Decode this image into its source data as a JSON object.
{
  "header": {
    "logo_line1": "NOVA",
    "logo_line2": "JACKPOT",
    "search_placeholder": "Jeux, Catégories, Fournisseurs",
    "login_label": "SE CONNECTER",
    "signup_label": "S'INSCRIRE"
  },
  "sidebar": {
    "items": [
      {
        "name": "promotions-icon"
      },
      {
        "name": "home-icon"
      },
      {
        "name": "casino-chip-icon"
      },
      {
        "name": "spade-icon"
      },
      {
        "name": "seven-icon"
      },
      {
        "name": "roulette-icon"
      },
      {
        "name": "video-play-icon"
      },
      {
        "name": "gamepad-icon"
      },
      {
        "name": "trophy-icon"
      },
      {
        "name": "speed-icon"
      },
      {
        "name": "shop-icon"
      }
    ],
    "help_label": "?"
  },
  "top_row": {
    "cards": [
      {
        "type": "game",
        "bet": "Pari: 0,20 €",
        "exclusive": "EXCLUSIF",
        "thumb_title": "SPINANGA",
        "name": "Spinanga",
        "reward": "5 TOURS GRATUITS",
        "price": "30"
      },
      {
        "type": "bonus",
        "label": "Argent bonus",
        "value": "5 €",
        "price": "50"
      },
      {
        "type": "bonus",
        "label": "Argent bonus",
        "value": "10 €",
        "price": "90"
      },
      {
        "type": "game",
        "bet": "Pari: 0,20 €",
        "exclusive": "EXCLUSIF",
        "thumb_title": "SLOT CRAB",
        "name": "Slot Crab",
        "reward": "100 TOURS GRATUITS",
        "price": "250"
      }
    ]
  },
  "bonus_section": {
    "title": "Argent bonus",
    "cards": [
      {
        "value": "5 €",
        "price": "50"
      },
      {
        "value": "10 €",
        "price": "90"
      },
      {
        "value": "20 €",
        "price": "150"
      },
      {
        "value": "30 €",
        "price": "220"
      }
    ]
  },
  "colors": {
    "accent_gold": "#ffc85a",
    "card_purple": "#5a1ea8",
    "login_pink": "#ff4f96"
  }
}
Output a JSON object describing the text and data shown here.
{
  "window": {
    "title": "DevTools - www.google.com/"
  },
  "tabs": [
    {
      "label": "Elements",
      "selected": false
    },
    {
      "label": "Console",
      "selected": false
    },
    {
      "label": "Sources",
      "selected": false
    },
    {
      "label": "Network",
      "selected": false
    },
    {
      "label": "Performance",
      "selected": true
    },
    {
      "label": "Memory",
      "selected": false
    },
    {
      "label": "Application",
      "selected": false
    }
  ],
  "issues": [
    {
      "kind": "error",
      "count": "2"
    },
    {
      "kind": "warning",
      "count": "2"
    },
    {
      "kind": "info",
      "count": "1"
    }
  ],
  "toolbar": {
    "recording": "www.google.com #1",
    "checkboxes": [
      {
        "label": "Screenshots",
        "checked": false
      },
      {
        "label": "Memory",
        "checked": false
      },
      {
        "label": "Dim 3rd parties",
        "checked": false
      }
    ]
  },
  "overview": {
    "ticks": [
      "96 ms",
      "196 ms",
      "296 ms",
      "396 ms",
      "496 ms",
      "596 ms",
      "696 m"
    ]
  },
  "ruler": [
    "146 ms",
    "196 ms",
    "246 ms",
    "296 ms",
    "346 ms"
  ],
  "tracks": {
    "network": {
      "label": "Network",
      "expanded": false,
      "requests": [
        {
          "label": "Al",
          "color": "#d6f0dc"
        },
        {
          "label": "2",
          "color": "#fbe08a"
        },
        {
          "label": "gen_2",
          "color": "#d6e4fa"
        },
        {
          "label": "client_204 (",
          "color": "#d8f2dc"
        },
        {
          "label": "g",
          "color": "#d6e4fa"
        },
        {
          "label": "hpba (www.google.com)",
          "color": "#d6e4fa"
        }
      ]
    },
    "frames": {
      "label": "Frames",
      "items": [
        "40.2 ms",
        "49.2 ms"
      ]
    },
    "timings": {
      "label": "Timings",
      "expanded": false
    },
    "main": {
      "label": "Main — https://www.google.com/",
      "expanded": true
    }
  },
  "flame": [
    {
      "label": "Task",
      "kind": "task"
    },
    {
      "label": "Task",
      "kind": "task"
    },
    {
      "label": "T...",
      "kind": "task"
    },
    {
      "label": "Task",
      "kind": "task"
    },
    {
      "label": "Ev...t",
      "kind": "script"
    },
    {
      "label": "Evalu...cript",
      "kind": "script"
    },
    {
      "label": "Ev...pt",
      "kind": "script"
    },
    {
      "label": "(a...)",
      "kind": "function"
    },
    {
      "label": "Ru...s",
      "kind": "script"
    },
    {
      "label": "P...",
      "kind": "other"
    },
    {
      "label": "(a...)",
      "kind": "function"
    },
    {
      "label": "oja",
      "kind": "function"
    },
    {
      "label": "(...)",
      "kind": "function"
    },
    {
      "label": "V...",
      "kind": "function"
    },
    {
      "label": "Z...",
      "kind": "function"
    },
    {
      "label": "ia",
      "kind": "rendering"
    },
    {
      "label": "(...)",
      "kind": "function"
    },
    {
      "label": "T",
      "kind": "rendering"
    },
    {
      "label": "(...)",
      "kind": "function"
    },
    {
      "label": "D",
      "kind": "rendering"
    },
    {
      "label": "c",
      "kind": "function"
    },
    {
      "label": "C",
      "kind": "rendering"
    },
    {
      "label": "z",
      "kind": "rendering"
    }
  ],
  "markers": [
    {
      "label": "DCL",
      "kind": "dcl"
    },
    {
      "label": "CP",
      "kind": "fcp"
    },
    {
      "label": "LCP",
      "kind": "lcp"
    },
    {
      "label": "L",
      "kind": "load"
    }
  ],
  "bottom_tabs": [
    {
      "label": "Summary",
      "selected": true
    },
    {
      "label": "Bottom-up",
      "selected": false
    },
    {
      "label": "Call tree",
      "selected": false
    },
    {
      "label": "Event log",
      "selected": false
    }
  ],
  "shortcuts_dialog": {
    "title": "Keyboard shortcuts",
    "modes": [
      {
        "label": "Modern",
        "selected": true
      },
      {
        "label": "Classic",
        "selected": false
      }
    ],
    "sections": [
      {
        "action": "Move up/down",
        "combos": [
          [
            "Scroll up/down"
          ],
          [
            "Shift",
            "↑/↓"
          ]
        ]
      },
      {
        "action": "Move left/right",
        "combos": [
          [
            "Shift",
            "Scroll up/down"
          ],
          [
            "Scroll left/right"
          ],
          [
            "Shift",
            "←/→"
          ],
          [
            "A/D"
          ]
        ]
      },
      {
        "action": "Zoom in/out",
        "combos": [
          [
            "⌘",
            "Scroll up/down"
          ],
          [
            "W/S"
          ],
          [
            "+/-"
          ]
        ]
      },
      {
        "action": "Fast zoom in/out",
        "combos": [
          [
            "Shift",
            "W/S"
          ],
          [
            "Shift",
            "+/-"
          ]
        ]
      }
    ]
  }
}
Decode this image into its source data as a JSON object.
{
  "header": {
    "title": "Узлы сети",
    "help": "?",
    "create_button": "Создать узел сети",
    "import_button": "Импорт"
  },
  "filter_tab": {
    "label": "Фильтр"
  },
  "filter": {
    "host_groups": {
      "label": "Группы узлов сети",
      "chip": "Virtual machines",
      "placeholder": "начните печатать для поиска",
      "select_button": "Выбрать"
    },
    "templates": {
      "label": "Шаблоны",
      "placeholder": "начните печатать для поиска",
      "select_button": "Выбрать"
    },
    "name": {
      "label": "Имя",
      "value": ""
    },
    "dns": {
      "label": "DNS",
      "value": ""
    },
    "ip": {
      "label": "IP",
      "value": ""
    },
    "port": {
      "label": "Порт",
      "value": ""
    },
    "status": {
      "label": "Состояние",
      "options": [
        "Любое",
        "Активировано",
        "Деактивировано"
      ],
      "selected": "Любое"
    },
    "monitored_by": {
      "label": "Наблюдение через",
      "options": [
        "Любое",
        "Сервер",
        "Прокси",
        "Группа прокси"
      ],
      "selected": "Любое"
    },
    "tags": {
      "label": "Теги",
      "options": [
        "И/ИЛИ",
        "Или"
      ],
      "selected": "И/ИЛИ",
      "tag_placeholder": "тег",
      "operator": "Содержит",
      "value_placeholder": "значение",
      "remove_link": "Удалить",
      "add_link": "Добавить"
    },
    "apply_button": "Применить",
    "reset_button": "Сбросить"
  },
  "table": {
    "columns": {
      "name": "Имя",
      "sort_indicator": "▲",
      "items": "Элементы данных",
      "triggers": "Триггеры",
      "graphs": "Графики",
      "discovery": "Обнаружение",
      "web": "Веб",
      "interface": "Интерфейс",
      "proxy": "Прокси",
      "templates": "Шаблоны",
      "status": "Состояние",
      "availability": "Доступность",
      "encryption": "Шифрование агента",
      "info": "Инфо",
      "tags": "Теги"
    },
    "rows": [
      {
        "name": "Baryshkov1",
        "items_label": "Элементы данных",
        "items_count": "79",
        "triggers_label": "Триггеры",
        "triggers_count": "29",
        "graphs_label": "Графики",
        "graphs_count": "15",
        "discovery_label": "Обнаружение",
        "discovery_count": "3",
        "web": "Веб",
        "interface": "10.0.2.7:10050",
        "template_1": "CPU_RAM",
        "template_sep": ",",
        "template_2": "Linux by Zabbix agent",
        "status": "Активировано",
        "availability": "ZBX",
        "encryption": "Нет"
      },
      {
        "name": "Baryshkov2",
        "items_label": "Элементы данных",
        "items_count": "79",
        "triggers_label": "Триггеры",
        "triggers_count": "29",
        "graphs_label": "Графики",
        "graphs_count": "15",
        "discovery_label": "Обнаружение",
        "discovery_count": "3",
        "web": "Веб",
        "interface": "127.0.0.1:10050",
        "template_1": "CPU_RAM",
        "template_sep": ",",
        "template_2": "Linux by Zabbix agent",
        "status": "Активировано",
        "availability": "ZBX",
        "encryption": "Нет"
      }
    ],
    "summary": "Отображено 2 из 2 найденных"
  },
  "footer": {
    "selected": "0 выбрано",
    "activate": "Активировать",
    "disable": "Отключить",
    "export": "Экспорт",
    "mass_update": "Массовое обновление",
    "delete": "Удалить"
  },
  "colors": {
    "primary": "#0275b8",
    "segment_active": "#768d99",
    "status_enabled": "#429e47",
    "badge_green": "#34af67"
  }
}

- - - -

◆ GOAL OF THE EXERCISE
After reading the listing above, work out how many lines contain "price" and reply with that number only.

◆ RESPONSE
8